§ **EXERCISE GOAL**: The whole listing, from first line to last: copy it exactly.

§ **ENTRIES PROVIDED**:

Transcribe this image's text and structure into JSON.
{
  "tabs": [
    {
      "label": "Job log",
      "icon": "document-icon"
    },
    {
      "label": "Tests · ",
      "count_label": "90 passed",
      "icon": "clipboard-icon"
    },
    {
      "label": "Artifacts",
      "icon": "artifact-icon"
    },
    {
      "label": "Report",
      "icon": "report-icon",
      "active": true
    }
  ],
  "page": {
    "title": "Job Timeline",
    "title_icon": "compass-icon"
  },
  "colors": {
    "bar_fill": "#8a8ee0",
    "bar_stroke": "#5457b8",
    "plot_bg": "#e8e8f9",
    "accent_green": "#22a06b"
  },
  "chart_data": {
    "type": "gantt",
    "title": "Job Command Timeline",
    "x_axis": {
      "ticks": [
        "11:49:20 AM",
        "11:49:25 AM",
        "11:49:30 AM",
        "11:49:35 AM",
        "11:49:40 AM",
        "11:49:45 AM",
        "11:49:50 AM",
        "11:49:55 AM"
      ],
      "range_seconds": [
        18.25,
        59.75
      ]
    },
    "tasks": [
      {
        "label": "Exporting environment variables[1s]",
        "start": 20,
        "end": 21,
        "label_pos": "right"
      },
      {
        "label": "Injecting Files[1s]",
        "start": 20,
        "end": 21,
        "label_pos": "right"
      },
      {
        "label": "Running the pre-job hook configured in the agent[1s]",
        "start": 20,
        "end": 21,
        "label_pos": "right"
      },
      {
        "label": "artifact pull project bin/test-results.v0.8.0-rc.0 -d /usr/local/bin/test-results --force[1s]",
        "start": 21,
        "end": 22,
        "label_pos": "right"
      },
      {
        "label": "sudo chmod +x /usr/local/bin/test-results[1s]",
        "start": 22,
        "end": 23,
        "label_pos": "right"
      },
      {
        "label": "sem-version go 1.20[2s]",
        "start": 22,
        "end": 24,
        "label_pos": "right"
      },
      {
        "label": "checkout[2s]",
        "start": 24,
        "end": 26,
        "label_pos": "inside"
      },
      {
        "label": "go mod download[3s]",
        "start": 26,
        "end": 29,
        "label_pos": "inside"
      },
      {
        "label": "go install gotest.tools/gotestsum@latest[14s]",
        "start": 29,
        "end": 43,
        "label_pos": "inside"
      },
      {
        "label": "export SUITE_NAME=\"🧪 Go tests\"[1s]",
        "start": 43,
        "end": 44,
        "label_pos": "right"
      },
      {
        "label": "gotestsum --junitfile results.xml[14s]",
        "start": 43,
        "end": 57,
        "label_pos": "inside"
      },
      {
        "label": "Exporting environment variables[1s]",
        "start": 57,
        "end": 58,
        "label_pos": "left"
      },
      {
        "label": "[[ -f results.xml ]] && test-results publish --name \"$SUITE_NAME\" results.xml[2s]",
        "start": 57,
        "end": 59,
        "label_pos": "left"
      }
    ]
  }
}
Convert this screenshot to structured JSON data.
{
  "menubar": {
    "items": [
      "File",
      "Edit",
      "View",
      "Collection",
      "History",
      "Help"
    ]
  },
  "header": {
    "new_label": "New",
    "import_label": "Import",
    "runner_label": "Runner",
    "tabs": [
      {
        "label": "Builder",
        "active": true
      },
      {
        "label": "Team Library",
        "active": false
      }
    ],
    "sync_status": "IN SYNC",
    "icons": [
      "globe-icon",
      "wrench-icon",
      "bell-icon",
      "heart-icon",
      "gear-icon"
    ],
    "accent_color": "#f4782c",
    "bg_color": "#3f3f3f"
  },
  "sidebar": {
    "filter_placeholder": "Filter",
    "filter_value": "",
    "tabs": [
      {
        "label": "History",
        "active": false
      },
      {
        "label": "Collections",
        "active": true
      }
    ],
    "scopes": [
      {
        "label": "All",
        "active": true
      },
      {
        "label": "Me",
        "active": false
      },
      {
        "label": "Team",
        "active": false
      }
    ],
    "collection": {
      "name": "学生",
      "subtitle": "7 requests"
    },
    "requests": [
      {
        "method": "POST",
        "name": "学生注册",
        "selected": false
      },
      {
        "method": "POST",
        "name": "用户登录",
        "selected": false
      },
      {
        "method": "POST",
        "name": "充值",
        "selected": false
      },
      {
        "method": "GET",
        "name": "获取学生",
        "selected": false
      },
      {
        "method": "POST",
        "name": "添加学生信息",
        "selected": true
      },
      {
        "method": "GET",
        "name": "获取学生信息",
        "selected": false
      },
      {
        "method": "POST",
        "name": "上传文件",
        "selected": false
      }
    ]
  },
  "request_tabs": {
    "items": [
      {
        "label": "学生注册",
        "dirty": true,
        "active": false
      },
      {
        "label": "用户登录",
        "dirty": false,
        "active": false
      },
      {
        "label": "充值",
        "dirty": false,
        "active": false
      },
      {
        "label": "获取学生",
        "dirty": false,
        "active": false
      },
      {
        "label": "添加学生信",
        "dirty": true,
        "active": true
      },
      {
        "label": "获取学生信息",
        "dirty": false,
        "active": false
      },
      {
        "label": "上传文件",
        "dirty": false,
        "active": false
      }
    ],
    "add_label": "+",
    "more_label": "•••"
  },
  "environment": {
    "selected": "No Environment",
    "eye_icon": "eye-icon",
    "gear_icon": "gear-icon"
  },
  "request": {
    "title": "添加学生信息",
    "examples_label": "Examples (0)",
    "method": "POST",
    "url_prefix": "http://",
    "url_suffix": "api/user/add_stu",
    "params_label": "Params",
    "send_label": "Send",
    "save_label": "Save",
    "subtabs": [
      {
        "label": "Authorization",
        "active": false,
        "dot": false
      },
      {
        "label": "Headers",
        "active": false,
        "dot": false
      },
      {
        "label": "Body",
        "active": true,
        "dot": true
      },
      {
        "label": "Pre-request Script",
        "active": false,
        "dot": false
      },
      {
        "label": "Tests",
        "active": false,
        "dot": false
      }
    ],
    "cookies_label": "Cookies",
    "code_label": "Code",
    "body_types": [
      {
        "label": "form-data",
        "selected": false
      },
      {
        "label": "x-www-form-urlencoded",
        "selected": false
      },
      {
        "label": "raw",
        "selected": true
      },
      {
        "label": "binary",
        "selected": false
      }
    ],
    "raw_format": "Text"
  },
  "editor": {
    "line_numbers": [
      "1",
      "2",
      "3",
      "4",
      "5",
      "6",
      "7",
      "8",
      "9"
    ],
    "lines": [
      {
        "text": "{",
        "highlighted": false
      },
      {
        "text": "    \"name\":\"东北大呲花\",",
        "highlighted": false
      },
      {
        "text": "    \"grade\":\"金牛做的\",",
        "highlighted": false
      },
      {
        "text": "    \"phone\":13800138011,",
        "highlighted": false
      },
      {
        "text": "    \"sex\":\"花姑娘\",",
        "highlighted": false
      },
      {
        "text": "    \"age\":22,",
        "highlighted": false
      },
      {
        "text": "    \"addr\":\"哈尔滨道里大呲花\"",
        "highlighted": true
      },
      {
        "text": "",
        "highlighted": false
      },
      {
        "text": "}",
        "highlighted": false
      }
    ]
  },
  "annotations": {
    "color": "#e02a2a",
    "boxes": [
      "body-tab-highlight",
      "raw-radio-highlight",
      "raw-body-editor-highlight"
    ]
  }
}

§ **RESULT OF THE EXERCISE**:
Transcribe this image's text and structure into JSON.
{
  "tabs": [
    {
      "label": "Job log",
      "icon": "document-icon"
    },
    {
      "label": "Tests · ",
      "count_label": "90 passed",
      "icon": "clipboard-icon"
    },
    {
      "label": "Artifacts",
      "icon": "artifact-icon"
    },
    {
      "label": "Report",
      "icon": "report-icon",
      "active": true
    }
  ],
  "page": {
    "title": "Job Timeline",
    "title_icon": "compass-icon"
  },
  "colors": {
    "bar_fill": "#8a8ee0",
    "bar_stroke": "#5457b8",
    "plot_bg": "#e8e8f9",
    "accent_green": "#22a06b"
  },
  "chart_data": {
    "type": "gantt",
    "title": "Job Command Timeline",
    "x_axis": {
      "ticks": [
        "11:49:20 AM",
        "11:49:25 AM",
        "11:49:30 AM",
        "11:49:35 AM",
        "11:49:40 AM",
        "11:49:45 AM",
        "11:49:50 AM",
        "11:49:55 AM"
      ],
      "range_seconds": [
        18.25,
        59.75
      ]
    },
    "tasks": [
      {
        "label": "Exporting environment variables[1s]",
        "start": 20,
        "end": 21,
        "label_pos": "right"
      },
      {
        "label": "Injecting Files[1s]",
        "start": 20,
        "end": 21,
        "label_pos": "right"
      },
      {
        "label": "Running the pre-job hook configured in the agent[1s]",
        "start": 20,
        "end": 21,
        "label_pos": "right"
      },
      {
        "label": "artifact pull project bin/test-results.v0.8.0-rc.0 -d /usr/local/bin/test-results --force[1s]",
        "start": 21,
        "end": 22,
        "label_pos": "right"
      },
      {
        "label": "sudo chmod +x /usr/local/bin/test-results[1s]",
        "start": 22,
        "end": 23,
        "label_pos": "right"
      },
      {
        "label": "sem-version go 1.20[2s]",
        "start": 22,
        "end": 24,
        "label_pos": "right"
      },
      {
        "label": "checkout[2s]",
        "start": 24,
        "end": 26,
        "label_pos": "inside"
      },
      {
        "label": "go mod download[3s]",
        "start": 26,
        "end": 29,
        "label_pos": "inside"
      },
      {
        "label": "go install gotest.tools/gotestsum@latest[14s]",
        "start": 29,
        "end": 43,
        "label_pos": "inside"
      },
      {
        "label": "export SUITE_NAME=\"🧪 Go tests\"[1s]",
        "start": 43,
        "end": 44,
        "label_pos": "right"
      },
      {
        "label": "gotestsum --junitfile results.xml[14s]",
        "start": 43,
        "end": 57,
        "label_pos": "inside"
      },
      {
        "label": "Exporting environment variables[1s]",
        "start": 57,
        "end": 58,
        "label_pos": "left"
      },
      {
        "label": "[[ -f results.xml ]] && test-results publish --name \"$SUITE_NAME\" results.xml[2s]",
        "start": 57,
        "end": 59,
        "label_pos": "left"
      }
    ]
  }
}
Convert this screenshot to structured JSON data.
{
  "menubar": {
    "items": [
      "File",
      "Edit",
      "View",
      "Collection",
      "History",
      "Help"
    ]
  },
  "header": {
    "new_label": "New",
    "import_label": "Import",
    "runner_label": "Runner",
    "tabs": [
      {
        "label": "Builder",
        "active": true
      },
      {
        "label": "Team Library",
        "active": false
      }
    ],
    "sync_status": "IN SYNC",
    "icons": [
      "globe-icon",
      "wrench-icon",
      "bell-icon",
      "heart-icon",
      "gear-icon"
    ],
    "accent_color": "#f4782c",
    "bg_color": "#3f3f3f"
  },
  "sidebar": {
    "filter_placeholder": "Filter",
    "filter_value": "",
    "tabs": [
      {
        "label": "History",
        "active": false
      },
      {
        "label": "Collections",
        "active": true
      }
    ],
    "scopes": [
      {
        "label": "All",
        "active": true
      },
      {
        "label": "Me",
        "active": false
      },
      {
        "label": "Team",
        "active": false
      }
    ],
    "collection": {
      "name": "学生",
      "subtitle": "7 requests"
    },
    "requests": [
      {
        "method": "POST",
        "name": "学生注册",
        "selected": false
      },
      {
        "method": "POST",
        "name": "用户登录",
        "selected": false
      },
      {
        "method": "POST",
        "name": "充值",
        "selected": false
      },
      {
        "method": "GET",
        "name": "获取学生",
        "selected": false
      },
      {
        "method": "POST",
        "name": "添加学生信息",
        "selected": true
      },
      {
        "method": "GET",
        "name": "获取学生信息",
        "selected": false
      },
      {
        "method": "POST",
        "name": "上传文件",
        "selected": false
      }
    ]
  },
  "request_tabs": {
    "items": [
      {
        "label": "学生注册",
        "dirty": true,
        "active": false
      },
      {
        "label": "用户登录",
        "dirty": false,
        "active": false
      },
      {
        "label": "充值",
        "dirty": false,
        "active": false
      },
      {
        "label": "获取学生",
        "dirty": false,
        "active": false
      },
      {
        "label": "添加学生信",
        "dirty": true,
        "active": true
      },
      {
        "label": "获取学生信息",
        "dirty": false,
        "active": false
      },
      {
        "label": "上传文件",
        "dirty": false,
        "active": false
      }
    ],
    "add_label": "+",
    "more_label": "•••"
  },
  "environment": {
    "selected": "No Environment",
    "eye_icon": "eye-icon",
    "gear_icon": "gear-icon"
  },
  "request": {
    "title": "添加学生信息",
    "examples_label": "Examples (0)",
    "method": "POST",
    "url_prefix": "http://",
    "url_suffix": "api/user/add_stu",
    "params_label": "Params",
    "send_label": "Send",
    "save_label": "Save",
    "subtabs": [
      {
        "label": "Authorization",
        "active": false,
        "dot": false
      },
      {
        "label": "Headers",
        "active": false,
        "dot": false
      },
      {
        "label": "Body",
        "active": true,
        "dot": true
      },
      {
        "label": "Pre-request Script",
        "active": false,
        "dot": false
      },
      {
        "label": "Tests",
        "active": false,
        "dot": false
      }
    ],
    "cookies_label": "Cookies",
    "code_label": "Code",
    "body_types": [
      {
        "label": "form-data",
        "selected": false
      },
      {
        "label": "x-www-form-urlencoded",
        "selected": false
      },
      {
        "label": "raw",
        "selected": true
      },
      {
        "label": "binary",
        "selected": false
      }
    ],
    "raw_format": "Text"
  },
  "editor": {
    "line_numbers": [
      "1",
      "2",
      "3",
      "4",
      "5",
      "6",
      "7",
      "8",
      "9"
    ],
    "lines": [
      {
        "text": "{",
        "highlighted": false
      },
      {
        "text": "    \"name\":\"东北大呲花\",",
        "highlighted": false
      },
      {
        "text": "    \"grade\":\"金牛做的\",",
        "highlighted": false
      },
      {
        "text": "    \"phone\":13800138011,",
        "highlighted": false
      },
      {
        "text": "    \"sex\":\"花姑娘\",",
        "highlighted": false
      },
      {
        "text": "    \"age\":22,",
        "highlighted": false
      },
      {
        "text": "    \"addr\":\"哈尔滨道里大呲花\"",
        "highlighted": true
      },
      {
        "text": "",
        "highlighted": false
      },
      {
        "text": "}",
        "highlighted": false
      }
    ]
  },
  "annotations": {
    "color": "#e02a2a",
    "boxes": [
      "body-tab-highlight",
      "raw-radio-highlight",
      "raw-body-editor-highlight"
    ]
  }
}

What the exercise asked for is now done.